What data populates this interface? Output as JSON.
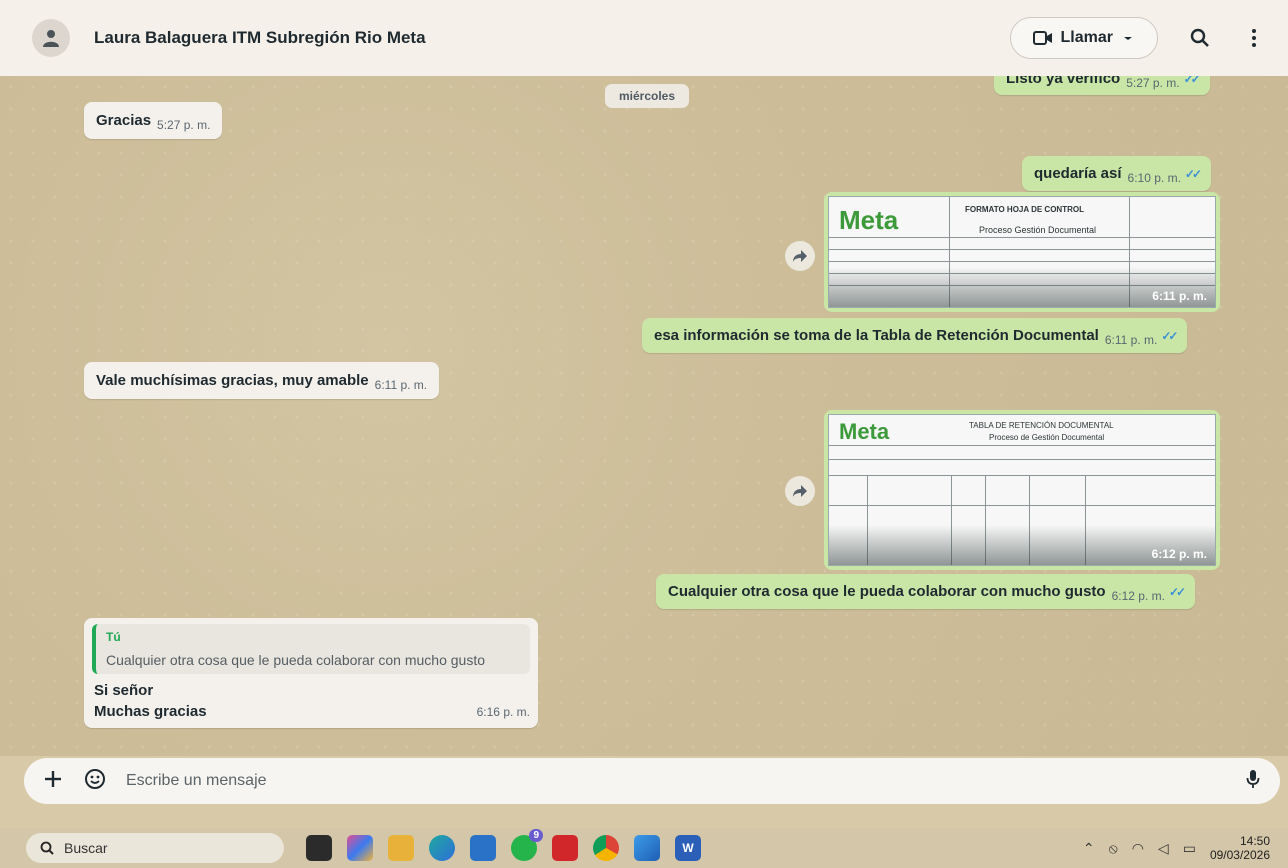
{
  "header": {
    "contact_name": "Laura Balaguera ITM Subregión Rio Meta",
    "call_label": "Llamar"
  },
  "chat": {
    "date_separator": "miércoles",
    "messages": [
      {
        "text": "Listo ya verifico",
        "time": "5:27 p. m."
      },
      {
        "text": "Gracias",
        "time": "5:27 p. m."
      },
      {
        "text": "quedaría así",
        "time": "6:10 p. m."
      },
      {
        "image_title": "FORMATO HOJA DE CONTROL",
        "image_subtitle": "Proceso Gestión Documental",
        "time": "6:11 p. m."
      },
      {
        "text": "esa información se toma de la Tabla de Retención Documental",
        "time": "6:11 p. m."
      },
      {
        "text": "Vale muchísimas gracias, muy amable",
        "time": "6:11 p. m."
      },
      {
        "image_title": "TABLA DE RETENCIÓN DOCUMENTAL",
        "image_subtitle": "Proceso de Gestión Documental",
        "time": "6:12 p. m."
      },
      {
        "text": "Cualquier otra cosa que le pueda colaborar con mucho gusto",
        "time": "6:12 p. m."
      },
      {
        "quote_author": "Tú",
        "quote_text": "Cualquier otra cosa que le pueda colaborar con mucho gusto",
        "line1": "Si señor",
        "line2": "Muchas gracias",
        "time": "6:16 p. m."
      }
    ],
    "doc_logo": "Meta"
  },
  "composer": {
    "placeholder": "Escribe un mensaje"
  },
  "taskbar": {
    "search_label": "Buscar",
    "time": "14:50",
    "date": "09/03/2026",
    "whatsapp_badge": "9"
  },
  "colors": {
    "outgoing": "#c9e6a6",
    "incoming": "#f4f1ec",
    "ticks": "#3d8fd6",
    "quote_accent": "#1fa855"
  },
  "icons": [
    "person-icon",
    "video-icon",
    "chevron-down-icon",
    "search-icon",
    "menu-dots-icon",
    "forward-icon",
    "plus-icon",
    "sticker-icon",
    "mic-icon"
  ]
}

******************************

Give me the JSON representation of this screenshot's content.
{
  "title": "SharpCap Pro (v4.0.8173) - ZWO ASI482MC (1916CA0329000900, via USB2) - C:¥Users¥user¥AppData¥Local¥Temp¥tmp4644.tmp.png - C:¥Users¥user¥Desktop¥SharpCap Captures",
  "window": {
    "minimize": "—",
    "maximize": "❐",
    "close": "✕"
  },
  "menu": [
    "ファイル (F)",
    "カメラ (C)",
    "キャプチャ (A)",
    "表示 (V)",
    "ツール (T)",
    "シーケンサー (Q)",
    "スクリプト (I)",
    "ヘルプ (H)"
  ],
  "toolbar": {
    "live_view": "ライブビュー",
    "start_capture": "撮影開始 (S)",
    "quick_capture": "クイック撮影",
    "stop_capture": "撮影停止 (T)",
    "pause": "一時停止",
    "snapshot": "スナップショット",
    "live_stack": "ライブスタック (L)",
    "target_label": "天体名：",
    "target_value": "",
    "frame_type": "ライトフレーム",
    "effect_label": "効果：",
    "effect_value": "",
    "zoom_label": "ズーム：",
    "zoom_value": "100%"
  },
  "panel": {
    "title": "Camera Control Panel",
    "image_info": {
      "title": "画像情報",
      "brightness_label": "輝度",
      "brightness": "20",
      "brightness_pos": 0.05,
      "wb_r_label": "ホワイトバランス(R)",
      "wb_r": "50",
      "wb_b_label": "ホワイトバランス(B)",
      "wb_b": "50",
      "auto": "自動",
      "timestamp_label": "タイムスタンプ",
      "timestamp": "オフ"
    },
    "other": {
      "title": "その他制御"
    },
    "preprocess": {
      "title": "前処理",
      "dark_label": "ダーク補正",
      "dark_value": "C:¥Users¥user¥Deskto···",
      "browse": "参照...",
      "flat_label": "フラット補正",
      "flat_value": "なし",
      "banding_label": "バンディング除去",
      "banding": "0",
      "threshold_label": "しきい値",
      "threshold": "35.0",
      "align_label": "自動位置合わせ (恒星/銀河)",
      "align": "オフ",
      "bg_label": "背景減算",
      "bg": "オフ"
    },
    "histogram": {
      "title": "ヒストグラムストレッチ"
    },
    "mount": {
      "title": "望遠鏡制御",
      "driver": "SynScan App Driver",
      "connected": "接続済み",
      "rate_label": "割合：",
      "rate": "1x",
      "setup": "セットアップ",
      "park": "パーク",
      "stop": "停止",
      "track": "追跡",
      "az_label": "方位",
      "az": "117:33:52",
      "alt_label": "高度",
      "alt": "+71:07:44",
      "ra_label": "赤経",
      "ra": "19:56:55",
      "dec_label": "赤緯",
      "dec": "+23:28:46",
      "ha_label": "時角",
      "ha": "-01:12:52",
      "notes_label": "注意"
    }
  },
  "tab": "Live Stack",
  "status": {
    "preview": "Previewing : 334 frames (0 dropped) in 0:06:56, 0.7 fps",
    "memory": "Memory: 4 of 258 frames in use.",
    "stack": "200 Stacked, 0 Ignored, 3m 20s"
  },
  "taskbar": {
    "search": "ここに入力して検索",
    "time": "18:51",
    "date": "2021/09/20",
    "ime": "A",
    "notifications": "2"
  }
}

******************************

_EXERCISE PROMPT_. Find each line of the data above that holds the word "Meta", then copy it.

_EXPECTED ANSWER_.
    "contact_name": "Laura Balaguera ITM Subregión Rio Meta",
    "doc_logo": "Meta"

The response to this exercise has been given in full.